So was the workshop a success? Many of the people involved—from the kids, to their parents, to the rest of the SISTA faculty—were blown away by how amazing they thought the workshop was. The positive feedback was pretty consistent across both sessions, and it’s been immensely satisfying to read through the anonymous surveys that we’ve been collecting.

In this post, I’ll point out the various aspects of the workshop that I thought made it work so well, while also pointing out the various problems that we failed to avoid. Even though I found the typical postmortem format to be pretty useful when writing this, this is more accurately described as a retrospective. I'm not really in a position to be able to speak for the entire team, and since part of the goal of this post was to critique my own performance as a TA, I've added a few self-evaluation sections as well.

Thursday, July 19, 2012

I've Gone Viral! . . . In China?

This blog really doesn't get much traffic at all. I get anywhere from 2-20 pageviews per day, and that number usually spikes up to around 40-60 views on the days following a new post. The "low season" in between posts isn't completely dead, because plenty of people seem to land here from Google Images. For instance, I got an interesting spike in traffic last month when Extra Credits started a T-Shirt design contest and apparently a lot of users were landing in my History of Extra Credits articles looking for images.

However, these mini-spikes in views usually aren't very significant compared to the traffic I get from subscribers every time I post. So imagine my surprise when I noticed a spike that was slightly bigger than the usual new-post spike. This spike happened just a few days before I posted my most recent post, and that should have been part of a really low season since I haven't posted an update in over a month. After looking into it, I found not one, not two, but three websites with articles linking to me.

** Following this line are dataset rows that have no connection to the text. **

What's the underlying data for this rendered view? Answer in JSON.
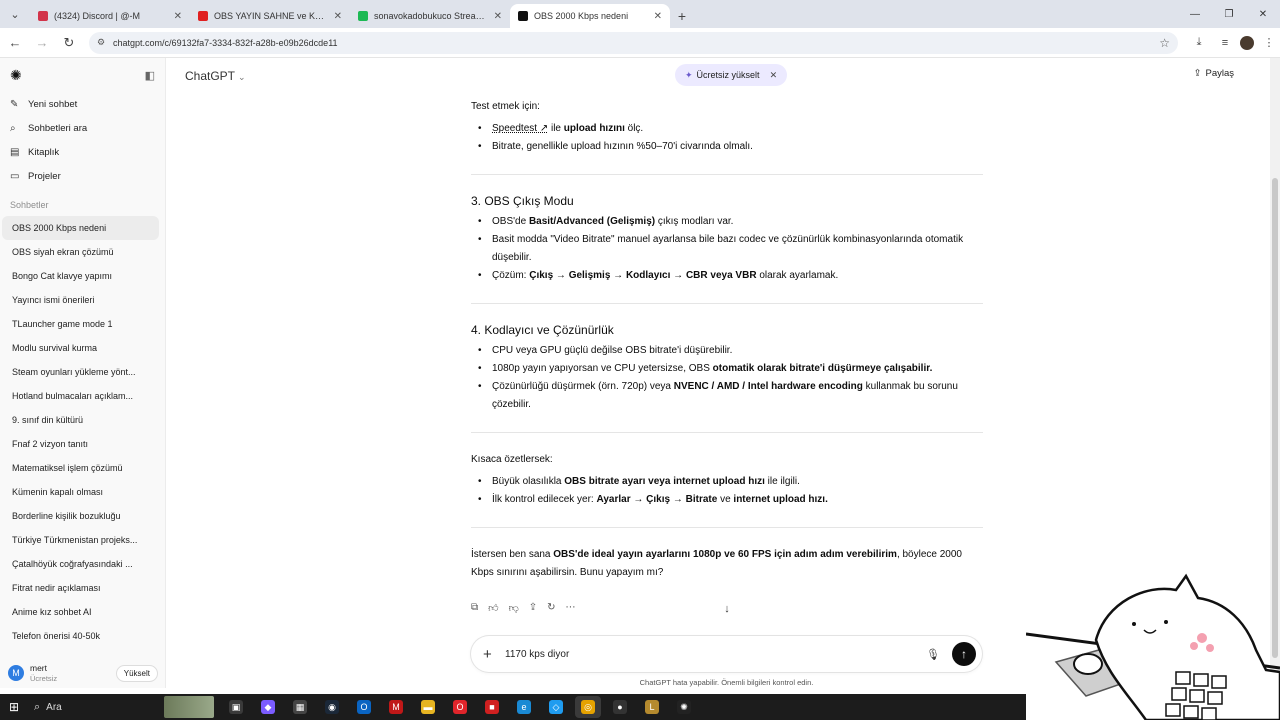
{
  "browser": {
    "tabs": [
      {
        "label": "(4324) Discord | @-M",
        "favicon_color": "#d2344a"
      },
      {
        "label": "OBS YAYIN SAHNE ve KAYNAK",
        "favicon_color": "#e02020"
      },
      {
        "label": "sonavokadobukuco Stream - W",
        "favicon_color": "#1db954"
      },
      {
        "label": "OBS 2000 Kbps nedeni",
        "favicon_color": "#111111"
      }
    ],
    "url": "chatgpt.com/c/69132fa7-3334-832f-a28b-e09b26dcde11"
  },
  "sidebar": {
    "actions": [
      {
        "icon": "edit-icon",
        "glyph": "✎",
        "label": "Yeni sohbet"
      },
      {
        "icon": "search-icon",
        "glyph": "⌕",
        "label": "Sohbetleri ara"
      },
      {
        "icon": "library-icon",
        "glyph": "▤",
        "label": "Kitaplık"
      },
      {
        "icon": "folder-icon",
        "glyph": "▭",
        "label": "Projeler"
      }
    ],
    "section_title": "Sohbetler",
    "chats": [
      "OBS 2000 Kbps nedeni",
      "OBS siyah ekran çözümü",
      "Bongo Cat klavye yapımı",
      "Yayıncı ismi önerileri",
      "TLauncher game mode 1",
      "Modlu survival kurma",
      "Steam oyunları yükleme yönt...",
      "Hotland bulmacaları açıklam...",
      "9. sınıf din kültürü",
      "Fnaf 2 vizyon tanıtı",
      "Matematiksel işlem çözümü",
      "Kümenin kapalı olması",
      "Borderline kişilik bozukluğu",
      "Türkiye Türkmenistan projeks...",
      "Çatalhöyük coğrafyasındaki ...",
      "Fitrat nedir açıklaması",
      "Anime kız sohbet AI",
      "Telefon önerisi 40-50k"
    ],
    "user": {
      "initial": "M",
      "name": "mert",
      "plan": "Ücretsiz",
      "upgrade_label": "Yükselt"
    }
  },
  "header": {
    "model": "ChatGPT",
    "upgrade_pill": "Ücretsiz yükselt",
    "share": "Paylaş"
  },
  "message": {
    "test_intro": "Test etmek için:",
    "test_items": [
      [
        {
          "t": "Speedtest ↗",
          "b": false,
          "link": true
        },
        {
          "t": " ile "
        },
        {
          "t": "upload hızını",
          "b": true
        },
        {
          "t": " ölç."
        }
      ],
      [
        {
          "t": "Bitrate, genellikle upload hızının %50–70'i civarında olmalı."
        }
      ]
    ],
    "sections": [
      {
        "title": "3. OBS Çıkış Modu",
        "items": [
          [
            {
              "t": "OBS'de "
            },
            {
              "t": "Basit/Advanced (Gelişmiş)",
              "b": true
            },
            {
              "t": " çıkış modları var."
            }
          ],
          [
            {
              "t": "Basit modda \"Video Bitrate\" manuel ayarlansa bile bazı codec ve çözünürlük kombinasyonlarında otomatik düşebilir."
            }
          ],
          [
            {
              "t": "Çözüm: "
            },
            {
              "t": "Çıkış → Gelişmiş → Kodlayıcı → CBR veya VBR",
              "b": true
            },
            {
              "t": " olarak ayarlamak."
            }
          ]
        ]
      },
      {
        "title": "4. Kodlayıcı ve Çözünürlük",
        "items": [
          [
            {
              "t": "CPU veya GPU güçlü değilse OBS bitrate'i düşürebilir."
            }
          ],
          [
            {
              "t": "1080p yayın yapıyorsan ve CPU yetersizse, OBS "
            },
            {
              "t": "otomatik olarak bitrate'i düşürmeye çalışabilir.",
              "b": true
            }
          ],
          [
            {
              "t": "Çözünürlüğü düşürmek (örn. 720p) veya "
            },
            {
              "t": "NVENC / AMD / Intel hardware encoding",
              "b": true
            },
            {
              "t": " kullanmak bu sorunu çözebilir."
            }
          ]
        ]
      }
    ],
    "summary_intro": "Kısaca özetlersek:",
    "summary_items": [
      [
        {
          "t": "Büyük olasılıkla "
        },
        {
          "t": "OBS bitrate ayarı veya internet upload hızı",
          "b": true
        },
        {
          "t": " ile ilgili."
        }
      ],
      [
        {
          "t": "İlk kontrol edilecek yer: "
        },
        {
          "t": "Ayarlar → Çıkış → Bitrate",
          "b": true
        },
        {
          "t": " ve "
        },
        {
          "t": "internet upload hızı.",
          "b": true
        }
      ]
    ],
    "closing": [
      {
        "t": "İstersen ben sana "
      },
      {
        "t": "OBS'de ideal yayın ayarlarını 1080p ve 60 FPS için adım adım verebilirim",
        "b": true
      },
      {
        "t": ", böylece 2000 Kbps sınırını aşabilirsin. Bunu yapayım mı?"
      }
    ]
  },
  "composer": {
    "value": "1170 kps diyor",
    "disclaimer": "ChatGPT hata yapabilir. Önemli bilgileri kontrol edin."
  },
  "taskbar": {
    "search_label": "Ara",
    "apps": [
      {
        "name": "task-view-icon",
        "color": "#3a3a3a",
        "glyph": "▣"
      },
      {
        "name": "copilot-icon",
        "color": "#7b5cff",
        "glyph": "◆"
      },
      {
        "name": "calculator-icon",
        "color": "#444",
        "glyph": "▦"
      },
      {
        "name": "steam-icon",
        "color": "#1b2838",
        "glyph": "◉"
      },
      {
        "name": "outlook-icon",
        "color": "#0a64c2",
        "glyph": "O"
      },
      {
        "name": "mcafee-icon",
        "color": "#c01818",
        "glyph": "M"
      },
      {
        "name": "explorer-icon",
        "color": "#e6b422",
        "glyph": "▬"
      },
      {
        "name": "opera-icon",
        "color": "#e0252b",
        "glyph": "O"
      },
      {
        "name": "roblox-icon",
        "color": "#d02020",
        "glyph": "■"
      },
      {
        "name": "edge-icon",
        "color": "#1a8ad4",
        "glyph": "e"
      },
      {
        "name": "vscode-icon",
        "color": "#1f9cf0",
        "glyph": "◇"
      },
      {
        "name": "chrome-icon",
        "color": "#e5a200",
        "glyph": "◎"
      },
      {
        "name": "obs-icon",
        "color": "#333",
        "glyph": "●"
      },
      {
        "name": "league-icon",
        "color": "#b58a2e",
        "glyph": "L"
      },
      {
        "name": "chatgpt-app-icon",
        "color": "#222",
        "glyph": "✺"
      }
    ]
  }
}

Long story short, someone seems to have translated my article on How to Think Like a Designer into Han Chinese. And since then, it's been getting passed around and reposted on multiple Chinese websites.

Monday, July 16, 2012

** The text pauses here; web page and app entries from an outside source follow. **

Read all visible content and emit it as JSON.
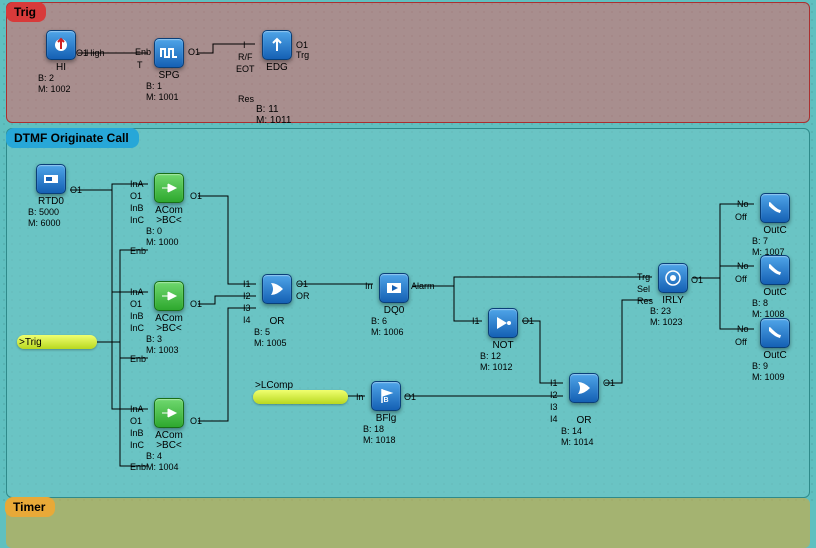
{
  "sections": {
    "trig": "Trig",
    "dtmf": "DTMF Originate Call",
    "timer": "Timer"
  },
  "blocks": {
    "hi": {
      "title": "HI",
      "b": "B: 2",
      "m": "M: 1002"
    },
    "spg": {
      "title": "SPG",
      "b": "B: 1",
      "m": "M: 1001"
    },
    "edg": {
      "title": "EDG",
      "b": "B: 11",
      "m": "M: 1011"
    },
    "rtd": {
      "title": "RTD0",
      "b": "B: 5000",
      "m": "M: 6000"
    },
    "acom1": {
      "title": "ACom",
      "sub": ">BC<",
      "b": "B: 0",
      "m": "M: 1000"
    },
    "acom2": {
      "title": "ACom",
      "sub": ">BC<",
      "b": "B: 3",
      "m": "M: 1003"
    },
    "acom3": {
      "title": "ACom",
      "sub": ">BC<",
      "b": "B: 4",
      "m": "M: 1004"
    },
    "or1": {
      "title": "OR",
      "b": "B: 5",
      "m": "M: 1005"
    },
    "dq0": {
      "title": "DQ0",
      "b": "B: 6",
      "m": "M: 1006"
    },
    "not": {
      "title": "NOT",
      "b": "B: 12",
      "m": "M: 1012"
    },
    "bflg": {
      "title": "BFlg",
      "b": "B: 18",
      "m": "M: 1018"
    },
    "or2": {
      "title": "OR",
      "b": "B: 14",
      "m": "M: 1014"
    },
    "irly": {
      "title": "IRLY",
      "b": "B: 23",
      "m": "M: 1023"
    },
    "outc1": {
      "title": "OutC",
      "b": "B: 7",
      "m": "M: 1007"
    },
    "outc2": {
      "title": "OutC",
      "b": "B: 8",
      "m": "M: 1008"
    },
    "outc3": {
      "title": "OutC",
      "b": "B: 9",
      "m": "M: 1009"
    }
  },
  "ports": {
    "o1": "O1",
    "high": "High",
    "enb": "Enb",
    "t": "T",
    "i": "I",
    "rf": "R/F",
    "eot": "EOT",
    "res": "Res",
    "trg": "Trg",
    "ina": "InA",
    "inb": "InB",
    "inc": "InC",
    "i1": "I1",
    "i2": "I2",
    "i3": "I3",
    "i4": "I4",
    "or": "OR",
    "in": "In",
    "alarm": "Alarm",
    "sel": "Sel",
    "no": "No",
    "off": "Off"
  },
  "stubs": {
    "trig": ">Trig",
    "lcomp": ">LComp"
  }
}
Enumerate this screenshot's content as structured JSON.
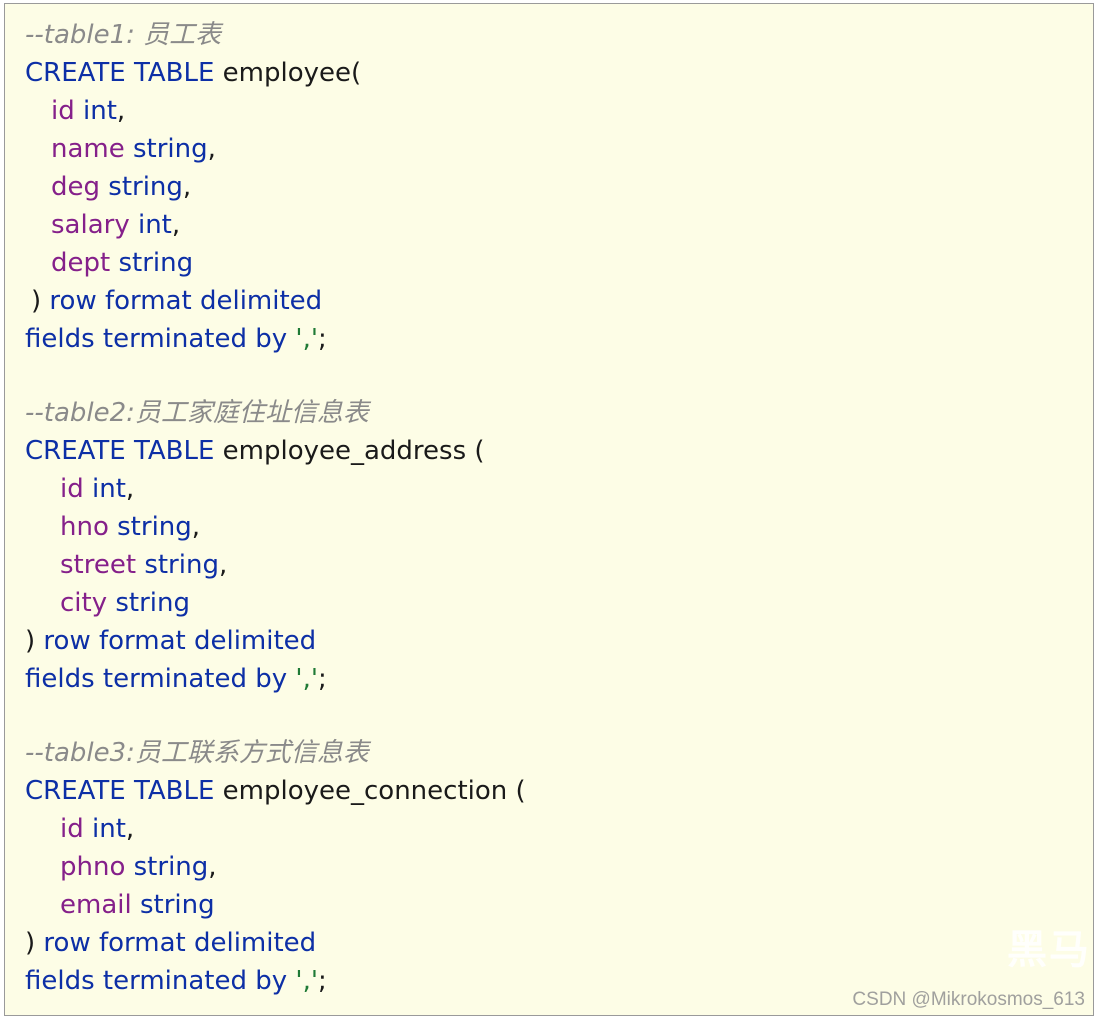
{
  "tables": [
    {
      "comment": "--table1: 员工表",
      "create_kw": "CREATE TABLE",
      "name": "employee(",
      "columns": [
        {
          "field": "id",
          "type": "int",
          "sep": ","
        },
        {
          "field": "name",
          "type": "string",
          "sep": ","
        },
        {
          "field": "deg",
          "type": "string",
          "sep": ","
        },
        {
          "field": "salary",
          "type": "int",
          "sep": ","
        },
        {
          "field": "dept",
          "type": "string",
          "sep": ""
        }
      ],
      "close_paren": ")",
      "row_format": "row format delimited",
      "fields_terminated": "fields terminated by",
      "delimiter": "','",
      "semicolon": ";"
    },
    {
      "comment": "--table2:员工家庭住址信息表",
      "create_kw": "CREATE TABLE",
      "name": "employee_address (",
      "columns": [
        {
          "field": "id",
          "type": "int",
          "sep": ","
        },
        {
          "field": "hno",
          "type": "string",
          "sep": ","
        },
        {
          "field": "street",
          "type": "string",
          "sep": ","
        },
        {
          "field": "city",
          "type": "string",
          "sep": ""
        }
      ],
      "close_paren": ")",
      "row_format": "row format delimited",
      "fields_terminated": "fields terminated by",
      "delimiter": "','",
      "semicolon": ";"
    },
    {
      "comment": "--table3:员工联系方式信息表",
      "create_kw": "CREATE TABLE",
      "name": "employee_connection (",
      "columns": [
        {
          "field": "id",
          "type": "int",
          "sep": ","
        },
        {
          "field": "phno",
          "type": "string",
          "sep": ","
        },
        {
          "field": "email",
          "type": "string",
          "sep": ""
        }
      ],
      "close_paren": ")",
      "row_format": "row format delimited",
      "fields_terminated": "fields terminated by",
      "delimiter": "','",
      "semicolon": ";"
    }
  ],
  "watermark": {
    "logo": "黑马",
    "text": "CSDN @Mikrokosmos_613"
  },
  "colors": {
    "background": "#fdfde6",
    "keyword": "#0d2fa6",
    "field": "#85208a",
    "string": "#1f7a36",
    "comment": "#8a8a8a"
  }
}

Why I'm no longer Skeptical about SISTA's new Game Design Workshop

[This article explores some of my fears and predictions about the workshop. To find out how it actually went, click here!]

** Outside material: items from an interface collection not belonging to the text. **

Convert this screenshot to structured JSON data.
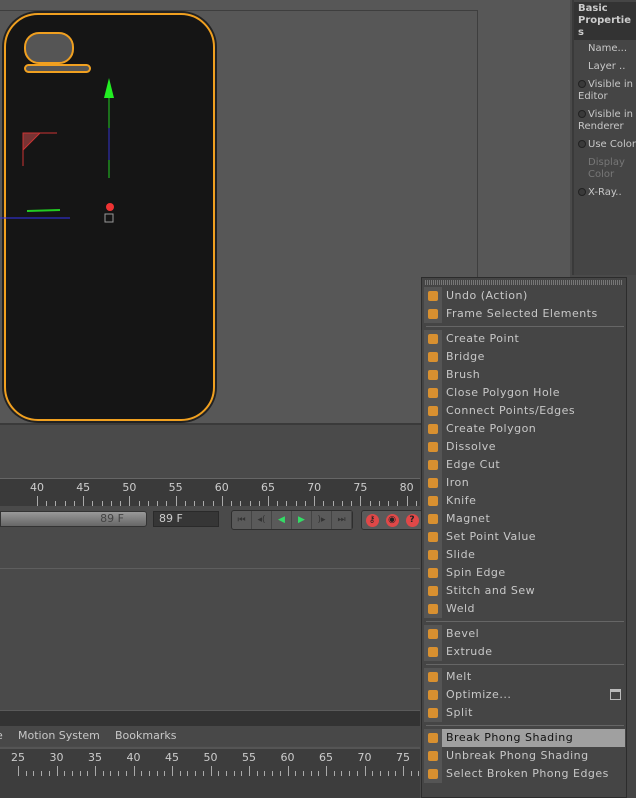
{
  "properties": {
    "title": "Basic Properties",
    "rows": [
      {
        "label": "Name...",
        "dot": false
      },
      {
        "label": "Layer ..",
        "dot": false
      },
      {
        "label": "Visible in Editor",
        "dot": true
      },
      {
        "label": "Visible in Renderer",
        "dot": true
      },
      {
        "label": "Use Color",
        "dot": true
      },
      {
        "label": "Display Color",
        "dot": false,
        "dim": true
      },
      {
        "label": "X-Ray..",
        "dot": true
      }
    ]
  },
  "timeline": {
    "ticks": [
      40,
      45,
      50,
      55,
      60,
      65,
      70,
      75,
      80
    ],
    "slider_value": "89 F",
    "frame_field": "89 F",
    "transport": [
      "go-to-start",
      "step-back",
      "play-backward",
      "play-forward",
      "step-forward",
      "go-to-end"
    ],
    "record_buttons": [
      "record-key",
      "auto-key",
      "help"
    ]
  },
  "bottom_menu": [
    "e",
    "Motion System",
    "Bookmarks"
  ],
  "bottom_ruler_ticks": [
    25,
    30,
    35,
    40,
    45,
    50,
    55,
    60,
    65,
    70,
    75
  ],
  "menu": {
    "accent": "#f0a020",
    "items": [
      {
        "label": "Undo (Action)",
        "icon": "undo-icon"
      },
      {
        "label": "Frame Selected Elements",
        "icon": "frame-icon",
        "sep_after": true
      },
      {
        "label": "Create Point",
        "icon": "create-point-icon"
      },
      {
        "label": "Bridge",
        "icon": "bridge-icon"
      },
      {
        "label": "Brush",
        "icon": "brush-icon"
      },
      {
        "label": "Close Polygon Hole",
        "icon": "close-hole-icon"
      },
      {
        "label": "Connect Points/Edges",
        "icon": "connect-icon"
      },
      {
        "label": "Create Polygon",
        "icon": "create-polygon-icon"
      },
      {
        "label": "Dissolve",
        "icon": "dissolve-icon"
      },
      {
        "label": "Edge Cut",
        "icon": "edge-cut-icon"
      },
      {
        "label": "Iron",
        "icon": "iron-icon"
      },
      {
        "label": "Knife",
        "icon": "knife-icon"
      },
      {
        "label": "Magnet",
        "icon": "magnet-icon"
      },
      {
        "label": "Set Point Value",
        "icon": "set-point-icon"
      },
      {
        "label": "Slide",
        "icon": "slide-icon"
      },
      {
        "label": "Spin Edge",
        "icon": "spin-edge-icon"
      },
      {
        "label": "Stitch and Sew",
        "icon": "stitch-icon"
      },
      {
        "label": "Weld",
        "icon": "weld-icon",
        "sep_after": true
      },
      {
        "label": "Bevel",
        "icon": "bevel-icon"
      },
      {
        "label": "Extrude",
        "icon": "extrude-icon",
        "sep_after": true
      },
      {
        "label": "Melt",
        "icon": "melt-icon"
      },
      {
        "label": "Optimize...",
        "icon": "optimize-icon",
        "options": true
      },
      {
        "label": "Split",
        "icon": "split-icon",
        "sep_after": true
      },
      {
        "label": "Break Phong Shading",
        "icon": "break-phong-icon",
        "highlighted": true
      },
      {
        "label": "Unbreak Phong Shading",
        "icon": "unbreak-phong-icon"
      },
      {
        "label": "Select Broken Phong Edges",
        "icon": "select-phong-icon"
      }
    ]
  }
}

Starting tomorrow, the University of Arizona's School of Information: Science, Technology, and Arts (SISTA) will be launching its first Game Design Workshop. It's a one-week program designed for kids between 6th and 12th grade, and it's being run for two consecutive sessions. I volunteered to be one of the two teaching assistants helping to run the workshop, and our latest assignment is to write a reflection on how we think the workshop might go. One purpose of this reflection is to produce a more visible representation of the work I've been doing so far, which makes this assignment a perfect fit for a blog post!

Given how busy I've been all summer, I was starting to think that I wouldn't be able to update this blog again until fall, so I'm glad that I was able to use this assignment as an excuse for a new post. Plus this gives me a good chance to practice writing posts with smaller scopes. Most of my posts tend to start out with a vague plan that I'll just talk about everything I want to say on a single topic, and then I'll figure out how to merge them all into a coherent thesis later. It is an absurdly slow process, and it's about time I stopped doing that.

For instance, this post started out as a list of predictions about how the workshop might go, plus some descriptions of the interesting aspects of the workshop's design woven in. Fortunately, I had enough sense to realize that the workshop would probably be over before I could even finish such a post.